For a long time in my early 20’s, I read Simple Living-type blog posts religiously. I had loved reading Thoreau’s Walden Pond in college – something about eschewing modern life in favor of an extremely small existence really appealed to me. Some of my favourite bloggers were nomads – one even lived in Antarctica as a janitor on a science base for a year!
Looking back, I can see the draw. I was having a lot of emotional and personal problems, and felt very alone. Though I still love the idea of simplifying my life, back then it seemed more like Running Away to Join the Circus. If it wasn’t donating all my worldly possessions to live in a Tiny Home, it wasn’t Simple Living.
It may sound funny, but that actually took me a long time to realize. For years I felt so conflicted – I loved the life I was building with my wife, and for myself, but I felt a lot of sadness when I realized that I wouldn’t be spending my days in a Yurt, living off the grid. I used to think that it was because that wasn’t a shared dream, between my wife and I. It took a bit longer to come around to the reality:

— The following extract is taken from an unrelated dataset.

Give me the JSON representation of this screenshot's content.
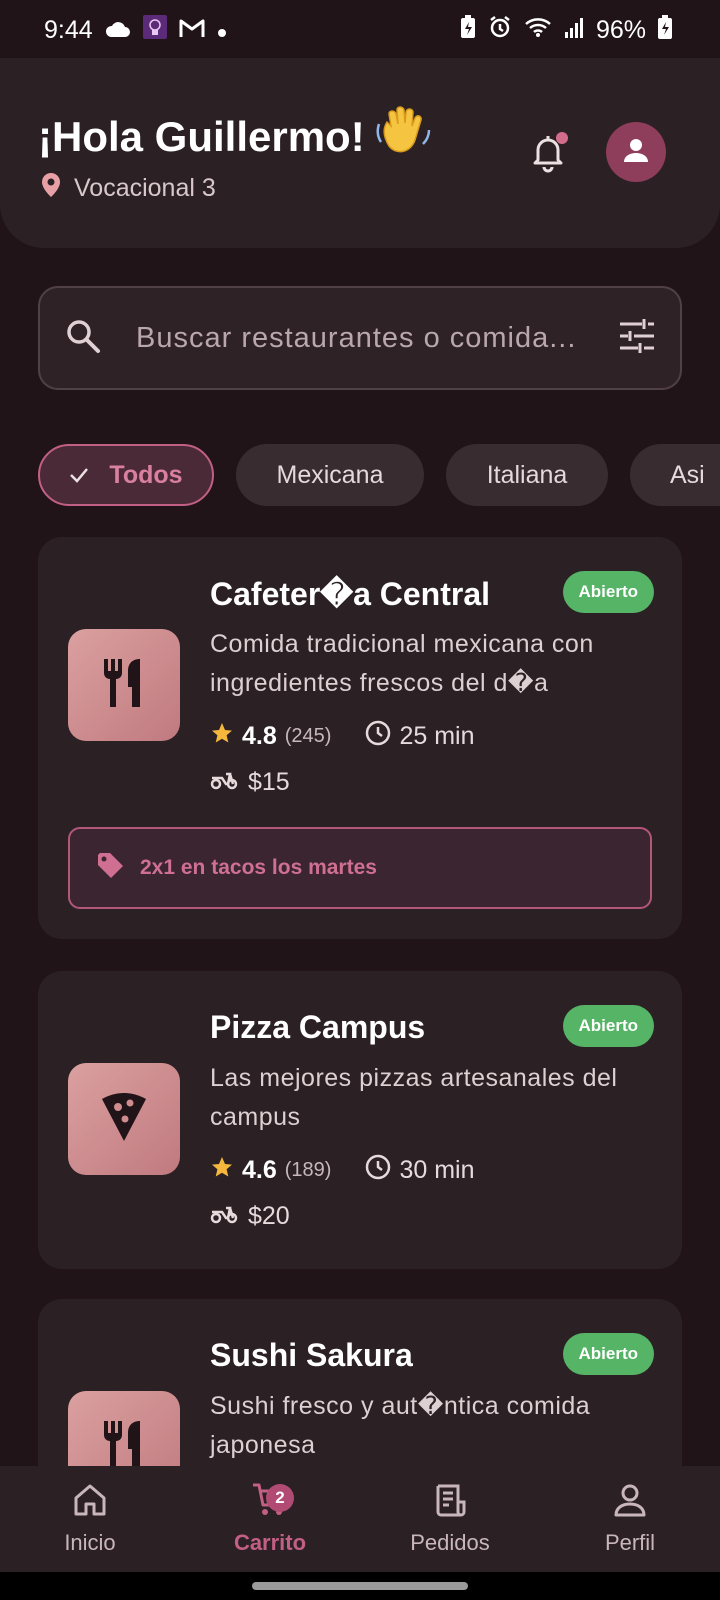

I do. I love my life. Living with modern conveniences adds to my quality of life, and brings me opportunities that I want to keep, not to mention the time it saves that I can spend on other pursuits. It took a lot of self-awareness (and more than a bit of self-kindness) to accept that I am a person very prone to black-and-white, all-or-nothing thinking. Embracing that part of me has allowed me to work with my Self to create the changes I want in my life.
Despite what the majority of Simplicity Advocates might say, I can in fact have a simple life in my suburban home. I get to choose what Simple Living means to me, and how to make it happen in my life.